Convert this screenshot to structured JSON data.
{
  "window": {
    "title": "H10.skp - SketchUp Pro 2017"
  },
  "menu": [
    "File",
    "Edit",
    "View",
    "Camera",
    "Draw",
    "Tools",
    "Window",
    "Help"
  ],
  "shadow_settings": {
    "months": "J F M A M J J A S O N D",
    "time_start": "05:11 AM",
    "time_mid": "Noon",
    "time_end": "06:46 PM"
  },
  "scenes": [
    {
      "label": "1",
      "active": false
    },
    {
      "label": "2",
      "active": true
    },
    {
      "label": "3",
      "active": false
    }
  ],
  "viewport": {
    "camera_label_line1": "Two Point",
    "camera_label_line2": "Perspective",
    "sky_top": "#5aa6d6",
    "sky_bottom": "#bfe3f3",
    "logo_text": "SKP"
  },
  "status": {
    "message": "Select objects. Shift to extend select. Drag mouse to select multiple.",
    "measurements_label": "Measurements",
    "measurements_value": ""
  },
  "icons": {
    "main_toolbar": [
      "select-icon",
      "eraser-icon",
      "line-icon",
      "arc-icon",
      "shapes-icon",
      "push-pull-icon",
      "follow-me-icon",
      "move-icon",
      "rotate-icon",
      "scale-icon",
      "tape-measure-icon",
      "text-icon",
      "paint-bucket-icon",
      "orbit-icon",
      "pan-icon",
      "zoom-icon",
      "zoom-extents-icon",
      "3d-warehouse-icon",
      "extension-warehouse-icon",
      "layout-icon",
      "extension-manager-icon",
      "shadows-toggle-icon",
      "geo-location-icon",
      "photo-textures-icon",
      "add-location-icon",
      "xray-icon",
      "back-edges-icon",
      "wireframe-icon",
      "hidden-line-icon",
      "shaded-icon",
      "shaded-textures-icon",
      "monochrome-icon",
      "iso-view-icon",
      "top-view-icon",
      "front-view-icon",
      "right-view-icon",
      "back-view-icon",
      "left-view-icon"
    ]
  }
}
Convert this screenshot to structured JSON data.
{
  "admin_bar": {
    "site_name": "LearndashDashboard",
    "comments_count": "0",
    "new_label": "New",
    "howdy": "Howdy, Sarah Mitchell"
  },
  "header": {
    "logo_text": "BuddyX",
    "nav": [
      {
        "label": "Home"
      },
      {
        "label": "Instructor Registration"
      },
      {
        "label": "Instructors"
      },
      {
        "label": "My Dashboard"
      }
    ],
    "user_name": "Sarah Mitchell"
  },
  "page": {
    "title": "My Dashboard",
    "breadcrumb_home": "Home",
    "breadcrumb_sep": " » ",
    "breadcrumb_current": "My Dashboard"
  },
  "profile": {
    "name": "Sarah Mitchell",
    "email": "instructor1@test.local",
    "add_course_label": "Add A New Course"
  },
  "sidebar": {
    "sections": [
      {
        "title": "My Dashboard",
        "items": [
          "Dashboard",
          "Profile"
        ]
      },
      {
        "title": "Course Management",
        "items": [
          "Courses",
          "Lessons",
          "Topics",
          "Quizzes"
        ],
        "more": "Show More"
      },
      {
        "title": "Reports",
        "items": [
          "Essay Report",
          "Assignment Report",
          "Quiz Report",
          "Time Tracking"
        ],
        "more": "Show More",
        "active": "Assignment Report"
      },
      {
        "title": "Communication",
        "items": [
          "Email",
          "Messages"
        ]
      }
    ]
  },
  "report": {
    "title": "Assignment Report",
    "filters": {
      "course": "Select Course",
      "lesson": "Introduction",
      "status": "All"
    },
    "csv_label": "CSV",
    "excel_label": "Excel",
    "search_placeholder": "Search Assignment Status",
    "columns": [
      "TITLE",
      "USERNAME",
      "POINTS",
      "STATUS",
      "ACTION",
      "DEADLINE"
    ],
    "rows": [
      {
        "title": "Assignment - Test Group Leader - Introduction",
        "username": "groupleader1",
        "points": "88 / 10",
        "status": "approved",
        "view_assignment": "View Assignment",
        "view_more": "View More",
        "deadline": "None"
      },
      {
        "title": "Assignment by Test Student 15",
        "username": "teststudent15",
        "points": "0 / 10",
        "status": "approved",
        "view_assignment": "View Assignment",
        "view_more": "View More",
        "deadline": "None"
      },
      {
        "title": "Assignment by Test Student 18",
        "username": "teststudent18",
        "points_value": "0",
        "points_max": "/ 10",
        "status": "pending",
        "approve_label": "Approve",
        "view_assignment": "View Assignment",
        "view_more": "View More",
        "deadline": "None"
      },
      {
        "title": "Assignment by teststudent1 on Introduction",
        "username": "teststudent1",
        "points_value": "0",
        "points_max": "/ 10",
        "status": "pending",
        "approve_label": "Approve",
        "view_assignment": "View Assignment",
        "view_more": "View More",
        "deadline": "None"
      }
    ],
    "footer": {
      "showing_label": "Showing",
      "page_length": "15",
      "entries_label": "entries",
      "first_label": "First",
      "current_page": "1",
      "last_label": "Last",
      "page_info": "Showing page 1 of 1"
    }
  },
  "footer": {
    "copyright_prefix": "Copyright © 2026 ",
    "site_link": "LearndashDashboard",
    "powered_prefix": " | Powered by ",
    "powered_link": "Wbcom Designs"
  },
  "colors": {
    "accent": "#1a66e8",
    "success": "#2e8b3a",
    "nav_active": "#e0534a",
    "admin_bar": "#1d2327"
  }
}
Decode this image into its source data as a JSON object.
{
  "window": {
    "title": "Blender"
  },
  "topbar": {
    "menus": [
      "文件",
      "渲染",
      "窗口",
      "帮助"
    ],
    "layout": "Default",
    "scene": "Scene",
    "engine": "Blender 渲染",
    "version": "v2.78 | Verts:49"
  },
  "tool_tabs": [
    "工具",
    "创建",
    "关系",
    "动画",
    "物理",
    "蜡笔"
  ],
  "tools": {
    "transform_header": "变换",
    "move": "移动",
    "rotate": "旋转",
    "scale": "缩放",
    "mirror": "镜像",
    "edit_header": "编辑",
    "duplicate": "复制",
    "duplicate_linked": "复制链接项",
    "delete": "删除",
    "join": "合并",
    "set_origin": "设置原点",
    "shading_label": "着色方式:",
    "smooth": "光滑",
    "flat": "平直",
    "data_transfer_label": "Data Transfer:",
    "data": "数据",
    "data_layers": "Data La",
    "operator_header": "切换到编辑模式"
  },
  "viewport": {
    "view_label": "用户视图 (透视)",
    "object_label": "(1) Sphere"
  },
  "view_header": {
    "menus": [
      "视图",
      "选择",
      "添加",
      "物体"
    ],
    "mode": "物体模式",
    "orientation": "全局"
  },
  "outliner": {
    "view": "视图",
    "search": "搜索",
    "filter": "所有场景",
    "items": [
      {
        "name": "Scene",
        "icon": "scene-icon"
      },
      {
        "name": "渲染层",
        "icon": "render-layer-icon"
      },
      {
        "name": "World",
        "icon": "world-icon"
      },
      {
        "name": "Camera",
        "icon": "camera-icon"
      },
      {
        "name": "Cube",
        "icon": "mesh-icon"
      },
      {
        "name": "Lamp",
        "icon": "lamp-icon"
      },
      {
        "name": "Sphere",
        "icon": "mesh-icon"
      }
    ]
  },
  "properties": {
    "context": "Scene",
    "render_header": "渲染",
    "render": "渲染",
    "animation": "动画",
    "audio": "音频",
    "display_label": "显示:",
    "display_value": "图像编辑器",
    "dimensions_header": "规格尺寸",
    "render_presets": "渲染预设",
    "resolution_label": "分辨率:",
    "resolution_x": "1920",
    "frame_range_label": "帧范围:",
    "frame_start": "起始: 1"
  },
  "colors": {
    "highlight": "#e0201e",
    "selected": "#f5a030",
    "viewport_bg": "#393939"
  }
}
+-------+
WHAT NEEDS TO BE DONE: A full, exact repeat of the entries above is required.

PROBLEM SOLUTION:
Convert this screenshot to structured JSON data.
{
  "window": {
    "title": "H10.skp - SketchUp Pro 2017"
  },
  "menu": [
    "File",
    "Edit",
    "View",
    "Camera",
    "Draw",
    "Tools",
    "Window",
    "Help"
  ],
  "shadow_settings": {
    "months": "J F M A M J J A S O N D",
    "time_start": "05:11 AM",
    "time_mid": "Noon",
    "time_end": "06:46 PM"
  },
  "scenes": [
    {
      "label": "1",
      "active": false
    },
    {
      "label": "2",
      "active": true
    },
    {
      "label": "3",
      "active": false
    }
  ],
  "viewport": {
    "camera_label_line1": "Two Point",
    "camera_label_line2": "Perspective",
    "sky_top": "#5aa6d6",
    "sky_bottom": "#bfe3f3",
    "logo_text": "SKP"
  },
  "status": {
    "message": "Select objects. Shift to extend select. Drag mouse to select multiple.",
    "measurements_label": "Measurements",
    "measurements_value": ""
  },
  "icons": {
    "main_toolbar": [
      "select-icon",
      "eraser-icon",
      "line-icon",
      "arc-icon",
      "shapes-icon",
      "push-pull-icon",
      "follow-me-icon",
      "move-icon",
      "rotate-icon",
      "scale-icon",
      "tape-measure-icon",
      "text-icon",
      "paint-bucket-icon",
      "orbit-icon",
      "pan-icon",
      "zoom-icon",
      "zoom-extents-icon",
      "3d-warehouse-icon",
      "extension-warehouse-icon",
      "layout-icon",
      "extension-manager-icon",
      "shadows-toggle-icon",
      "geo-location-icon",
      "photo-textures-icon",
      "add-location-icon",
      "xray-icon",
      "back-edges-icon",
      "wireframe-icon",
      "hidden-line-icon",
      "shaded-icon",
      "shaded-textures-icon",
      "monochrome-icon",
      "iso-view-icon",
      "top-view-icon",
      "front-view-icon",
      "right-view-icon",
      "back-view-icon",
      "left-view-icon"
    ]
  }
}
Convert this screenshot to structured JSON data.
{
  "admin_bar": {
    "site_name": "LearndashDashboard",
    "comments_count": "0",
    "new_label": "New",
    "howdy": "Howdy, Sarah Mitchell"
  },
  "header": {
    "logo_text": "BuddyX",
    "nav": [
      {
        "label": "Home"
      },
      {
        "label": "Instructor Registration"
      },
      {
        "label": "Instructors"
      },
      {
        "label": "My Dashboard"
      }
    ],
    "user_name": "Sarah Mitchell"
  },
  "page": {
    "title": "My Dashboard",
    "breadcrumb_home": "Home",
    "breadcrumb_sep": " » ",
    "breadcrumb_current": "My Dashboard"
  },
  "profile": {
    "name": "Sarah Mitchell",
    "email": "instructor1@test.local",
    "add_course_label": "Add A New Course"
  },
  "sidebar": {
    "sections": [
      {
        "title": "My Dashboard",
        "items": [
          "Dashboard",
          "Profile"
        ]
      },
      {
        "title": "Course Management",
        "items": [
          "Courses",
          "Lessons",
          "Topics",
          "Quizzes"
        ],
        "more": "Show More"
      },
      {
        "title": "Reports",
        "items": [
          "Essay Report",
          "Assignment Report",
          "Quiz Report",
          "Time Tracking"
        ],
        "more": "Show More",
        "active": "Assignment Report"
      },
      {
        "title": "Communication",
        "items": [
          "Email",
          "Messages"
        ]
      }
    ]
  },
  "report": {
    "title": "Assignment Report",
    "filters": {
      "course": "Select Course",
      "lesson": "Introduction",
      "status": "All"
    },
    "csv_label": "CSV",
    "excel_label": "Excel",
    "search_placeholder": "Search Assignment Status",
    "columns": [
      "TITLE",
      "USERNAME",
      "POINTS",
      "STATUS",
      "ACTION",
      "DEADLINE"
    ],
    "rows": [
      {
        "title": "Assignment - Test Group Leader - Introduction",
        "username": "groupleader1",
        "points": "88 / 10",
        "status": "approved",
        "view_assignment": "View Assignment",
        "view_more": "View More",
        "deadline": "None"
      },
      {
        "title": "Assignment by Test Student 15",
        "username": "teststudent15",
        "points": "0 / 10",
        "status": "approved",
        "view_assignment": "View Assignment",
        "view_more": "View More",
        "deadline": "None"
      },
      {
        "title": "Assignment by Test Student 18",
        "username": "teststudent18",
        "points_value": "0",
        "points_max": "/ 10",
        "status": "pending",
        "approve_label": "Approve",
        "view_assignment": "View Assignment",
        "view_more": "View More",
        "deadline": "None"
      },
      {
        "title": "Assignment by teststudent1 on Introduction",
        "username": "teststudent1",
        "points_value": "0",
        "points_max": "/ 10",
        "status": "pending",
        "approve_label": "Approve",
        "view_assignment": "View Assignment",
        "view_more": "View More",
        "deadline": "None"
      }
    ],
    "footer": {
      "showing_label": "Showing",
      "page_length": "15",
      "entries_label": "entries",
      "first_label": "First",
      "current_page": "1",
      "last_label": "Last",
      "page_info": "Showing page 1 of 1"
    }
  },
  "footer": {
    "copyright_prefix": "Copyright © 2026 ",
    "site_link": "LearndashDashboard",
    "powered_prefix": " | Powered by ",
    "powered_link": "Wbcom Designs"
  },
  "colors": {
    "accent": "#1a66e8",
    "success": "#2e8b3a",
    "nav_active": "#e0534a",
    "admin_bar": "#1d2327"
  }
}
Decode this image into its source data as a JSON object.
{
  "window": {
    "title": "Blender"
  },
  "topbar": {
    "menus": [
      "文件",
      "渲染",
      "窗口",
      "帮助"
    ],
    "layout": "Default",
    "scene": "Scene",
    "engine": "Blender 渲染",
    "version": "v2.78 | Verts:49"
  },
  "tool_tabs": [
    "工具",
    "创建",
    "关系",
    "动画",
    "物理",
    "蜡笔"
  ],
  "tools": {
    "transform_header": "变换",
    "move": "移动",
    "rotate": "旋转",
    "scale": "缩放",
    "mirror": "镜像",
    "edit_header": "编辑",
    "duplicate": "复制",
    "duplicate_linked": "复制链接项",
    "delete": "删除",
    "join": "合并",
    "set_origin": "设置原点",
    "shading_label": "着色方式:",
    "smooth": "光滑",
    "flat": "平直",
    "data_transfer_label": "Data Transfer:",
    "data": "数据",
    "data_layers": "Data La",
    "operator_header": "切换到编辑模式"
  },
  "viewport": {
    "view_label": "用户视图 (透视)",
    "object_label": "(1) Sphere"
  },
  "view_header": {
    "menus": [
      "视图",
      "选择",
      "添加",
      "物体"
    ],
    "mode": "物体模式",
    "orientation": "全局"
  },
  "outliner": {
    "view": "视图",
    "search": "搜索",
    "filter": "所有场景",
    "items": [
      {
        "name": "Scene",
        "icon": "scene-icon"
      },
      {
        "name": "渲染层",
        "icon": "render-layer-icon"
      },
      {
        "name": "World",
        "icon": "world-icon"
      },
      {
        "name": "Camera",
        "icon": "camera-icon"
      },
      {
        "name": "Cube",
        "icon": "mesh-icon"
      },
      {
        "name": "Lamp",
        "icon": "lamp-icon"
      },
      {
        "name": "Sphere",
        "icon": "mesh-icon"
      }
    ]
  },
  "properties": {
    "context": "Scene",
    "render_header": "渲染",
    "render": "渲染",
    "animation": "动画",
    "audio": "音频",
    "display_label": "显示:",
    "display_value": "图像编辑器",
    "dimensions_header": "规格尺寸",
    "render_presets": "渲染预设",
    "resolution_label": "分辨率:",
    "resolution_x": "1920",
    "frame_range_label": "帧范围:",
    "frame_start": "起始: 1"
  },
  "colors": {
    "highlight": "#e0201e",
    "selected": "#f5a030",
    "viewport_bg": "#393939"
  }
}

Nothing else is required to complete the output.